Caracas, Venezuela, July 25, 2006 — Braulio Álvarez, representative of Chavez’s MVR party in the Venezuelan National Assembly (AN) and campesino leader, survived a second assassination attempt on his life last Saturday. Venezuelan Vice President José Vicente Rangel has called the crime “of a political nature, intended to eliminate a leader in the agricultural sector.” Venezuela is also investigating the possibility that the assassination attempt could be linked to Álvarez’s participation in the reopening of the investigation of the Yumare case, in which nine people were murdered in 1986, presumably at the hands of the Venezuelan intelligence service (DISIP).
The assassination attempt came early Saturday morning when Álvarez came under fire while driving in the Venezuelan agricultural state of Yaracuy. According to the Venezuelan Minister of Communication, William Lara, in an interview with Venezuela Television, the gunfire caused him to lose control of the car, and an impact to the face resulted in a serious injury to the mouth. Álvarez is currently in stable condition.
The assassination attempt comes just over a year after a first attempt on Álvarez’s life in which he was shot twice, wounded, and hurried to the hospital to undergo surgery.
According to a release from the Venezuelan Ministry of Communication, Lara expressed his “repudiation, rejection and ‘profound’ condemnation” regarding the assassination attempt.
Yaracuy state governor Carlos Jiménez stated shortly after the events that the DISIP is working to discover those responsible for the homicide attempt. Vice President Rangel declared, “We are going to investigate until the very end so there isn’t the slightest doubt regarding the events that took place around this attempt.”

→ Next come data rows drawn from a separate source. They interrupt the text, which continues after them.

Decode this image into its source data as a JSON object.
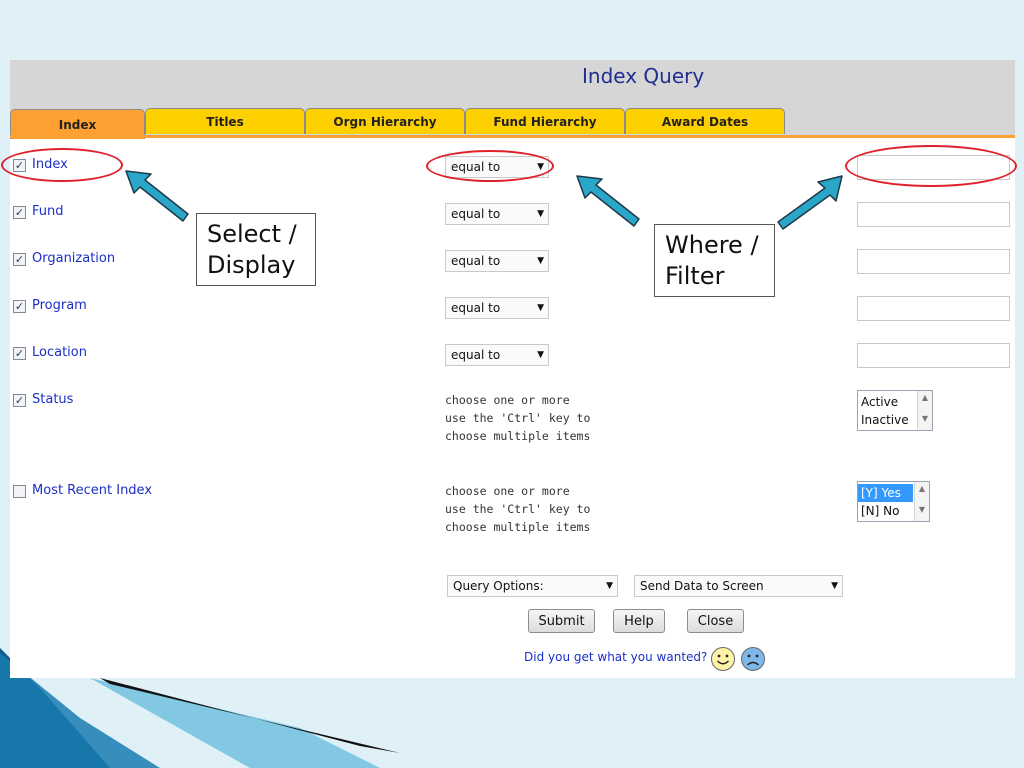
{
  "app": {
    "title": "Index Query",
    "tabs": [
      {
        "label": "Index",
        "active": true
      },
      {
        "label": "Titles",
        "active": false
      },
      {
        "label": "Orgn Hierarchy",
        "active": false
      },
      {
        "label": "Fund Hierarchy",
        "active": false
      },
      {
        "label": "Award Dates",
        "active": false
      }
    ]
  },
  "fields": [
    {
      "label": "Index",
      "checked": true,
      "operator": "equal to",
      "value": ""
    },
    {
      "label": "Fund",
      "checked": true,
      "operator": "equal to",
      "value": ""
    },
    {
      "label": "Organization",
      "checked": true,
      "operator": "equal to",
      "value": ""
    },
    {
      "label": "Program",
      "checked": true,
      "operator": "equal to",
      "value": ""
    },
    {
      "label": "Location",
      "checked": true,
      "operator": "equal to",
      "value": ""
    }
  ],
  "status": {
    "label": "Status",
    "checked": true,
    "hint": [
      "choose one or more",
      "use the 'Ctrl' key to",
      "choose multiple items"
    ],
    "options": [
      {
        "label": "Active",
        "selected": false
      },
      {
        "label": "Inactive",
        "selected": false
      }
    ]
  },
  "most_recent": {
    "label": "Most Recent Index",
    "checked": false,
    "hint": [
      "choose one or more",
      "use the 'Ctrl' key to",
      "choose multiple items"
    ],
    "options": [
      {
        "label": "[Y] Yes",
        "selected": true
      },
      {
        "label": "[N] No",
        "selected": false
      }
    ]
  },
  "footer": {
    "query_options": "Query Options:",
    "output": "Send Data to Screen",
    "submit_label": "Submit",
    "help_label": "Help",
    "close_label": "Close",
    "feedback_text": "Did you get what you wanted?",
    "happy_icon": "smiley-happy-icon",
    "sad_icon": "smiley-sad-icon"
  },
  "annotations": {
    "select_display_line1": "Select /",
    "select_display_line2": "Display",
    "where_filter_line1": "Where /",
    "where_filter_line2": "Filter",
    "arrow_color": "#2aa6c8",
    "ring_color": "#e0202a"
  },
  "colors": {
    "tab_active": "#ffa033",
    "tab_inactive": "#ffd000",
    "label_blue": "#1b2fc9",
    "title_blue": "#1e2f8f",
    "slide_background": "#dff0f7"
  }
}
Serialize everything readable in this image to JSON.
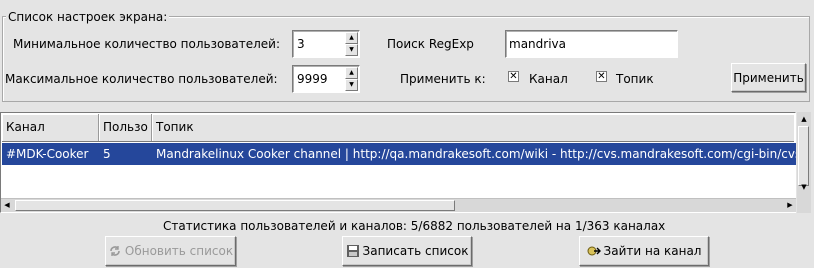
{
  "group": {
    "title": "Список настроек экрана:",
    "min_users_label": "Минимальное количество пользователей:",
    "min_users_value": "3",
    "max_users_label": "Максимальное количество пользователей:",
    "max_users_value": "9999",
    "regexp_label": "Поиск RegExp",
    "regexp_value": "mandriva",
    "apply_to_label": "Применить к:",
    "channel_checkbox_label": "Канал",
    "topic_checkbox_label": "Топик",
    "apply_button": "Применить"
  },
  "table": {
    "columns": [
      "Канал",
      "Пользо",
      "Топик"
    ],
    "rows": [
      {
        "channel": "#MDK-Cooker",
        "users": "5",
        "topic": "Mandrakelinux Cooker channel | http://qa.mandrakesoft.com/wiki - http://cvs.mandrakesoft.com/cgi-bin/cvsweb.cgi"
      }
    ]
  },
  "status_text": "Статистика пользователей и каналов: 5/6882 пользователей  на 1/363 каналах",
  "buttons": {
    "refresh": "Обновить список",
    "save": "Записать список",
    "join": "Зайти на канал"
  },
  "colors": {
    "selection": "#25479b",
    "background": "#e4e4e4"
  }
}
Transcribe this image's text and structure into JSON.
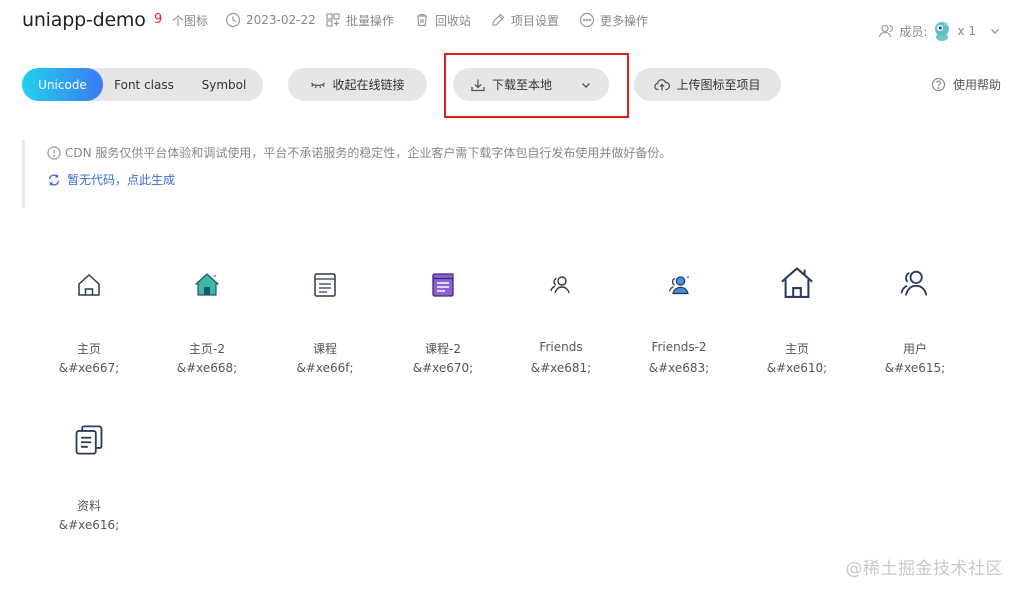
{
  "header": {
    "project_title": "uniapp-demo",
    "icon_count": "9",
    "icon_count_label": "个图标",
    "date": "2023-02-22",
    "batch_ops": "批量操作",
    "recycle_bin": "回收站",
    "project_settings": "项目设置",
    "more_ops": "更多操作",
    "members_label": "成员:",
    "members_count": "x 1"
  },
  "toolbar": {
    "tabs": [
      "Unicode",
      "Font class",
      "Symbol"
    ],
    "active_tab": "Unicode",
    "collapse_link": "收起在线链接",
    "download_local": "下载至本地",
    "upload_icons": "上传图标至项目",
    "help": "使用帮助"
  },
  "notice": {
    "cdn_text": "CDN 服务仅供平台体验和调试使用，平台不承诺服务的稳定性，企业客户需下载字体包自行发布使用并做好备份。",
    "generate_link": "暂无代码，点此生成"
  },
  "icons": [
    {
      "name": "主页",
      "code": "&#xe667;",
      "icon": "home-outline-icon"
    },
    {
      "name": "主页-2",
      "code": "&#xe668;",
      "icon": "home-filled-icon"
    },
    {
      "name": "课程",
      "code": "&#xe66f;",
      "icon": "course-outline-icon"
    },
    {
      "name": "课程-2",
      "code": "&#xe670;",
      "icon": "course-filled-icon"
    },
    {
      "name": "Friends",
      "code": "&#xe681;",
      "icon": "friends-outline-icon"
    },
    {
      "name": "Friends-2",
      "code": "&#xe683;",
      "icon": "friends-filled-icon"
    },
    {
      "name": "主页",
      "code": "&#xe610;",
      "icon": "home-large-icon"
    },
    {
      "name": "用户",
      "code": "&#xe615;",
      "icon": "user-icon"
    },
    {
      "name": "资料",
      "code": "&#xe616;",
      "icon": "documents-icon"
    }
  ],
  "colors": {
    "accent_start": "#22d1ee",
    "accent_end": "#3a7bf0",
    "highlight_box": "#e0201f",
    "count_red": "#e8202c",
    "link_blue": "#3a6ad4"
  },
  "watermark": "@稀土掘金技术社区"
}
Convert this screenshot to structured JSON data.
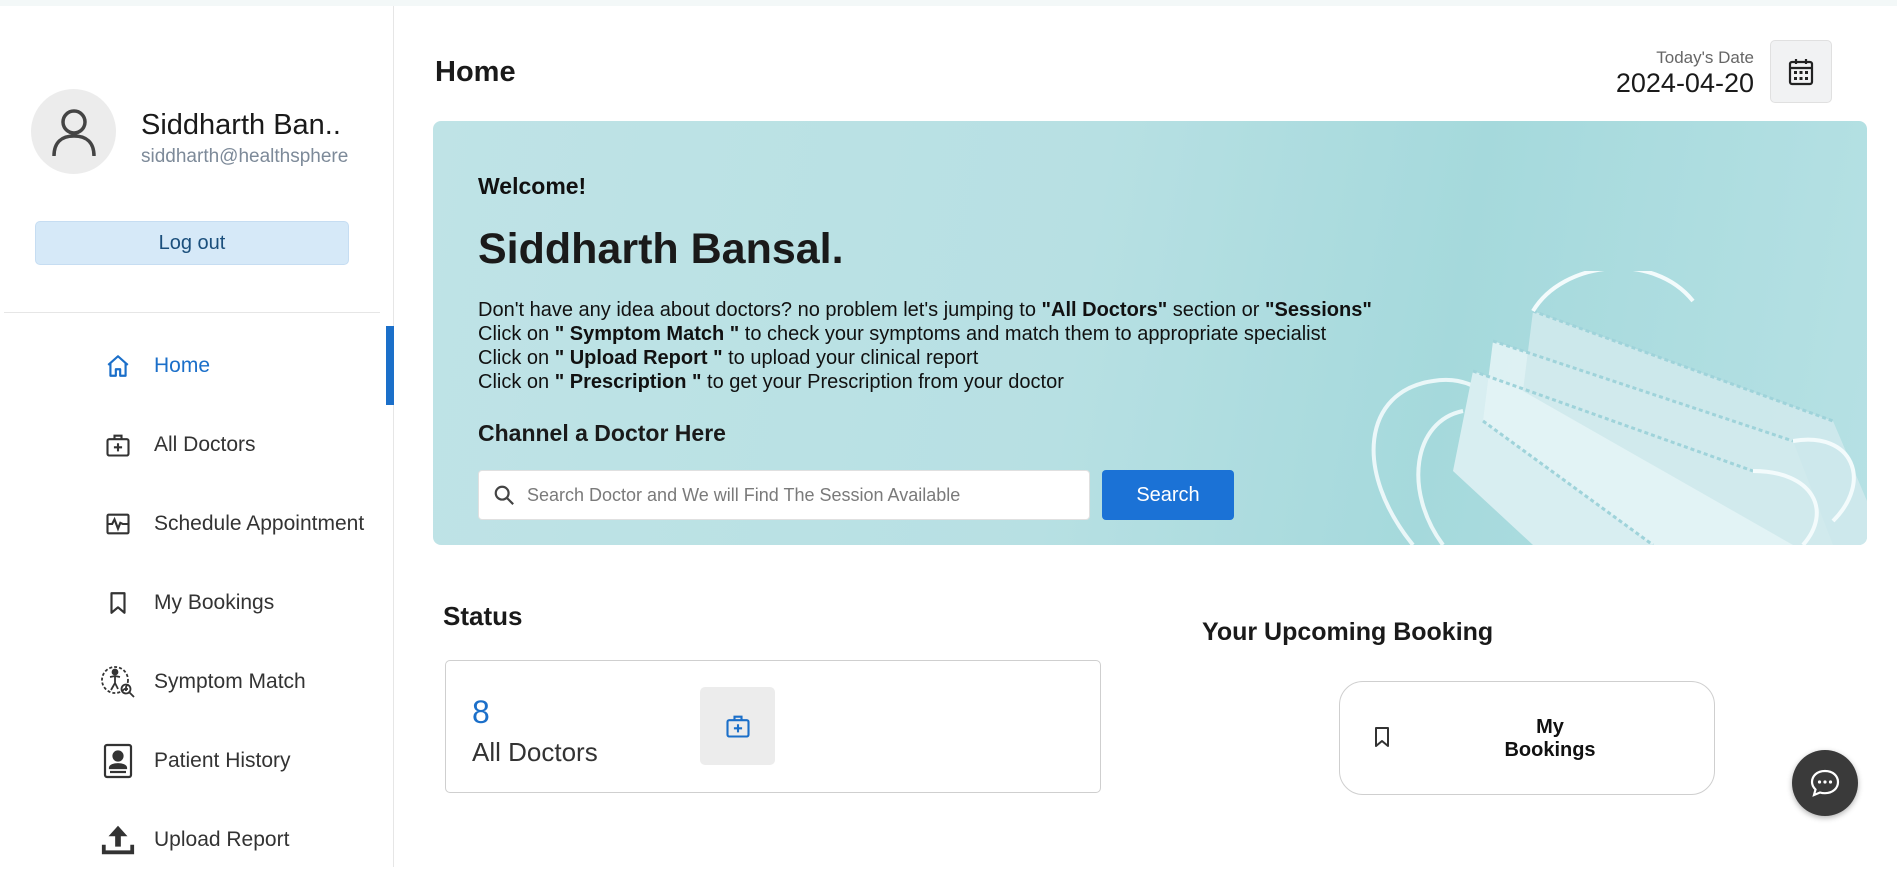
{
  "profile": {
    "name": "Siddharth Ban..",
    "email": "siddharth@healthsphere"
  },
  "sidebar": {
    "logout_label": "Log out",
    "items": [
      {
        "label": "Home",
        "icon": "home-icon",
        "active": true
      },
      {
        "label": "All Doctors",
        "icon": "medical-bag-icon"
      },
      {
        "label": "Schedule Appointment",
        "icon": "pulse-schedule-icon"
      },
      {
        "label": "My Bookings",
        "icon": "bookmark-icon"
      },
      {
        "label": "Symptom Match",
        "icon": "person-search-icon"
      },
      {
        "label": "Patient History",
        "icon": "patient-card-icon"
      },
      {
        "label": "Upload Report",
        "icon": "upload-icon"
      }
    ]
  },
  "header": {
    "title": "Home",
    "date_label": "Today's Date",
    "date_value": "2024-04-20"
  },
  "banner": {
    "welcome": "Welcome!",
    "name": "Siddharth Bansal.",
    "line1_pre": "Don't have any idea about doctors? no problem let's jumping to ",
    "line1_b1": "\"All Doctors\"",
    "line1_mid": " section or ",
    "line1_b2": "\"Sessions\"",
    "line2_pre": "Click on ",
    "line2_b": "\" Symptom Match \"",
    "line2_post": " to check your symptoms and match them to appropriate specialist",
    "line3_pre": "Click on ",
    "line3_b": "\" Upload Report \"",
    "line3_post": " to upload your clinical report",
    "line4_pre": "Click on ",
    "line4_b": "\" Prescription \"",
    "line4_post": " to get your Prescription from your doctor",
    "channel_title": "Channel a Doctor Here",
    "search_placeholder": "Search Doctor and We will Find The Session Available",
    "search_button": "Search"
  },
  "status": {
    "title": "Status",
    "count": "8",
    "label": "All Doctors"
  },
  "upcoming": {
    "title": "Your Upcoming Booking",
    "card_line1": "My",
    "card_line2": "Bookings"
  },
  "colors": {
    "accent": "#1b6fc9",
    "banner_bg": "#b7e0e3",
    "logout_bg": "#d6e9f8"
  }
}
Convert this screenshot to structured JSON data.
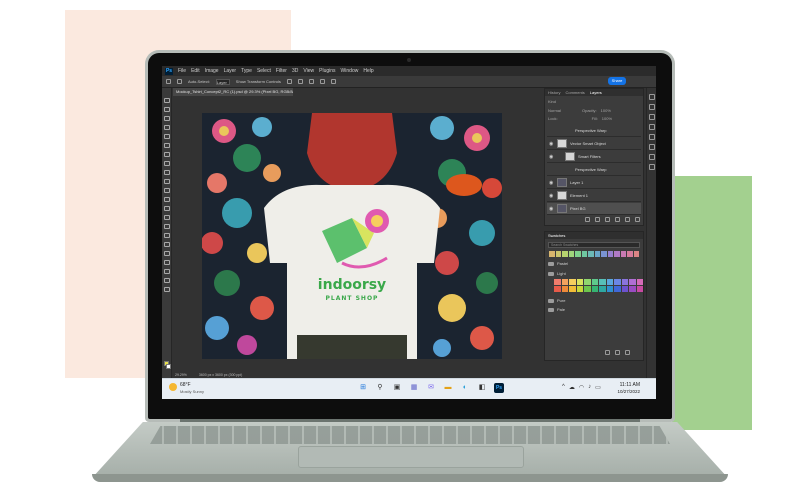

During his discourse on Monday in celebration of Simon Bolivar’s 223 birthday, the Venezuelan Minister of Interior and Justice, Jesse Chacon, announced that the original hypothesis is that the assassination attempt was perpetrated by those in support of the latifundios (large plantations), and in reaction to the work that Álvarez has been carrying out in the AN in favor of the application of the Venezuelan land reform law.
Álvarez, however, is also a member of various AN committees, including head of the Special AN Committee to Investigate the Assassinations, Disappearances, and Torture of Venezuelans during the 60s, 70s and 80s and a Special Committee for the Investigation of campesino, indigenous, and fisherman deaths at the hands of assassins.
Chacon explained that both are possible motives for the attempt, and that at this time, although the investigations are advancing, “it would be irresponsible” to rule out either of the two hypotheses.
Nevertheless, Álvarez’s work in support of Venezuelan land reform has received more attention from the press and high government officials. Last Saturday, Communications Minister William Lara indicated that the situation “responds to strategies from internal groups that use mercenaries to assassinate social leaders in the country, particularly campesino leaders.”
Lara added, “In no way are these assassination attempts going to intimidate the campesino movement or the Venezuelan government in our ability to fully execute the Land Law.”
The assassination of campesino leaders in Venezuela is a growing problem and Vice President Rangel verified in a recent interview with Union Radio that there is a list of over 150 Venezuelan campesino leaders who have been assassinated since the passage of the land reform law in 2001. “There has been a large campaign in Venezuela to neutralize [the land reform’s] execution,” he stated.
According to a recent report by Venezuelan Human Rights Defender, German Mundarain, there have been 54 contracted killings of campesino leaders over the past seven years. As a result, Venezuela decided earlier this month to set aside $10 million for a compensation fund for the families of campesino leaders who have been assassinated in the course of Venezuela’s land reform program.